Morgan wakes up and is pretty buggy for a while. He doesn’t recognize Rick or he thinks he’s seeing a ghost, that Rick is dead. Rick finally convinces Morgan that it’s really him and then he hears the sad tale of how Morgan’s son, Duane, died. They were going on a food run and Morgan told Duane to stay outside. Then he heard Duane scream and ran back but it was too late. Morgan’s zombie wife, who he never managed to shoot, was attacking Duane. Morgan had waited too long and now Duane was dead. He asks Rick if his son is dead, too. When Rick says no, Morgan tells him, “He will be. People like you, the good people, they always die. The bad people die, too. But the weak people, the people like me, we have inherited the earth.”
On another episode, it might have sounded schlocky, but something about Morgan as a character has always worked. He’s more grounded, even when he’s off his rocker, by a core of real feeling. I believe that he cared about his his family in a way that I rarely buy anyone on this show does. It’s also hard to argue with his logic about everyone eventually getting bit. Michonne left Carl on his own outside the café in order to protect him. It worked this time, but Duane died because Morgan did the same thing. There’s no real way of staying safe.
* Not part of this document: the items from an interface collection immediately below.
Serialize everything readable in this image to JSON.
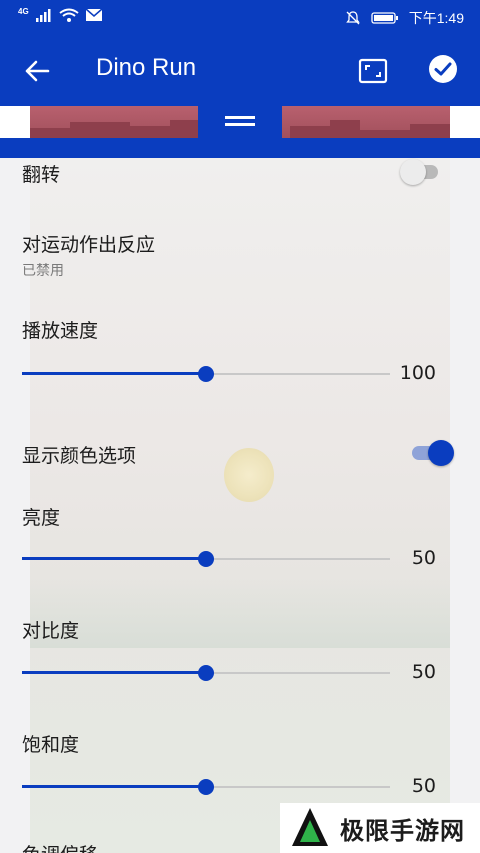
{
  "status_bar": {
    "network": "4G",
    "time": "下午1:49"
  },
  "toolbar": {
    "title": "Dino Run",
    "back_icon": "arrow-left-icon",
    "fullscreen_icon": "fullscreen-icon",
    "confirm_icon": "check-circle-icon"
  },
  "settings": {
    "flip": {
      "label": "翻转",
      "enabled": false
    },
    "motion": {
      "label": "对运动作出反应",
      "subtitle": "已禁用"
    },
    "playback_speed": {
      "label": "播放速度",
      "value": "100",
      "fraction": 0.5
    },
    "color_options": {
      "label": "显示颜色选项",
      "enabled": true
    },
    "brightness": {
      "label": "亮度",
      "value": "50",
      "fraction": 0.5
    },
    "contrast": {
      "label": "对比度",
      "value": "50",
      "fraction": 0.5
    },
    "saturation": {
      "label": "饱和度",
      "value": "50",
      "fraction": 0.5
    },
    "hue_shift": {
      "label": "色调偏移"
    }
  },
  "watermark": {
    "text": "极限手游网"
  },
  "colors": {
    "primary": "#0a3dbf",
    "rail": "#c8c8c8",
    "background": "#f2f2f3"
  }
}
Rick wants Morgan to come with them to the prison, to start over, but Morgan won’t. Rick tells him, “You’re not seeing things right, but you can come back from this. I know you can. You have to. This can’t be it. It can’t be.” It’s a pep talk to Morgan, but Rick needs to convince himself as well. Morgan tells him his job is to clear the dead zombie bodies: “That’s why I didn’t die today. That’s the sign.” Michonne and Carl come back with their decoy crib, and they all pick up a bag of guns and some ammo and load it into the car. Carl tells his dad that he likes Michonne now. Michonne and Rick have a bonding moment about talking to dead people. The show briefly turns into a Lethal Weapon–like action comedy where Rick’s all, “You drive. I see things.” They drive past the guy from earlier, the one with the pack, although now he’s been torn apart by zombies. They stop the car, grab his stuff, drive on.